Copy each line below that contains "circle".

Supplied information ▸
━━━━━━━━━━
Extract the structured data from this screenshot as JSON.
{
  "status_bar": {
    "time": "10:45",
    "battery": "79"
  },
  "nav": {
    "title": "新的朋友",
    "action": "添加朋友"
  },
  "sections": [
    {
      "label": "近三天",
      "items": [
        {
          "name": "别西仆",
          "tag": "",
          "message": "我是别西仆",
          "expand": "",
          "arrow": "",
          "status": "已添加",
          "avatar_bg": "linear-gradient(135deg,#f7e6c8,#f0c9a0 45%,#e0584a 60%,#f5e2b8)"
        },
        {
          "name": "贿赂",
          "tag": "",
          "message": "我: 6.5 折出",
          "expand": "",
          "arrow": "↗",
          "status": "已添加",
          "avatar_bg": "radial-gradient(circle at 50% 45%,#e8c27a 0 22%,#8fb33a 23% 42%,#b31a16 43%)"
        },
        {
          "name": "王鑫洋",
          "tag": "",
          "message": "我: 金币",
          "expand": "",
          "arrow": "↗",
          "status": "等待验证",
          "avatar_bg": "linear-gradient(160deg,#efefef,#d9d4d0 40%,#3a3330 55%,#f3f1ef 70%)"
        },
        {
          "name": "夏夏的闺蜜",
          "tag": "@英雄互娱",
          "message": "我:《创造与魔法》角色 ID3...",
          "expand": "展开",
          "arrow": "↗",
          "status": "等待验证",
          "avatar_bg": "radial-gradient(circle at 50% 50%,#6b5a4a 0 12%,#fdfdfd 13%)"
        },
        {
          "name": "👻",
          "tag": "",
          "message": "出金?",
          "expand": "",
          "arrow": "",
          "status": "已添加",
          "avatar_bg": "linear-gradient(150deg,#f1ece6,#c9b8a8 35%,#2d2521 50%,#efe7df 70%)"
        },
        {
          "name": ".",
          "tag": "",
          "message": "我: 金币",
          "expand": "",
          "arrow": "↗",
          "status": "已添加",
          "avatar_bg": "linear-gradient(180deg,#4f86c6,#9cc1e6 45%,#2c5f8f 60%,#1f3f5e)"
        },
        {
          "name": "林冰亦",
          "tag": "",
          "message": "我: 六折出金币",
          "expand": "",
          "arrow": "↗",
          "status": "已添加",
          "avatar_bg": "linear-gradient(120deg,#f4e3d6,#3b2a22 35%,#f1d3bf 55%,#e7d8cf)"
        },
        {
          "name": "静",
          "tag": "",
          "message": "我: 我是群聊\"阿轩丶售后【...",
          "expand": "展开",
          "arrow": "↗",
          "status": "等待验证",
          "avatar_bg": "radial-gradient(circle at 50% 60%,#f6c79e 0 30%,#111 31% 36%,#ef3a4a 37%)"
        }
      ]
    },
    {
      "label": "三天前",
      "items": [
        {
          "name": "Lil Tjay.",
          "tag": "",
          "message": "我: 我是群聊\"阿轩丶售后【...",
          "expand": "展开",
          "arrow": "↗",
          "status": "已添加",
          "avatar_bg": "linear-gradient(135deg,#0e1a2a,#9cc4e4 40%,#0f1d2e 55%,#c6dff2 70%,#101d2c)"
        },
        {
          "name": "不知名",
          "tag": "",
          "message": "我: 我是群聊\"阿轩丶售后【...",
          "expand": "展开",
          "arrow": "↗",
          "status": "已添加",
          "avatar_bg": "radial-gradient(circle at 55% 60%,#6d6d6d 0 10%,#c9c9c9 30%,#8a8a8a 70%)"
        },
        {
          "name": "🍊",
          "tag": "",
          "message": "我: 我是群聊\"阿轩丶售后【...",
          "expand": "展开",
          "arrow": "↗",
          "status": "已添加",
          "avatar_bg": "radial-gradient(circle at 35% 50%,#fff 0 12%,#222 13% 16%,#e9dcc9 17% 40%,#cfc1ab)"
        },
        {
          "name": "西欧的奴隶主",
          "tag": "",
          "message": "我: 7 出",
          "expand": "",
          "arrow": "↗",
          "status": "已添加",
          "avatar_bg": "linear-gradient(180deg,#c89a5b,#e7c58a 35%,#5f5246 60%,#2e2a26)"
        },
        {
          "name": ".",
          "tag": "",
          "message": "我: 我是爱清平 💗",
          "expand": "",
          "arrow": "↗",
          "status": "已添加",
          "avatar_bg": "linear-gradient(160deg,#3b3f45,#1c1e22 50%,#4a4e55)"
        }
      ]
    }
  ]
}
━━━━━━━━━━
Exercise answer ▸
          "avatar_bg": "radial-gradient(circle at 50% 45%,#e8c27a 0 22%,#8fb33a 23% 42%,#b31a16 43%)"
          "avatar_bg": "radial-gradient(circle at 50% 50%,#6b5a4a 0 12%,#fdfdfd 13%)"
          "avatar_bg": "radial-gradient(circle at 50% 60%,#f6c79e 0 30%,#111 31% 36%,#ef3a4a 37%)"
          "avatar_bg": "radial-gradient(circle at 55% 60%,#6d6d6d 0 10%,#c9c9c9 30%,#8a8a8a 70%)"
          "avatar_bg": "radial-gradient(circle at 35% 50%,#fff 0 12%,#222 13% 16%,#e9dcc9 17% 40%,#cfc1ab)"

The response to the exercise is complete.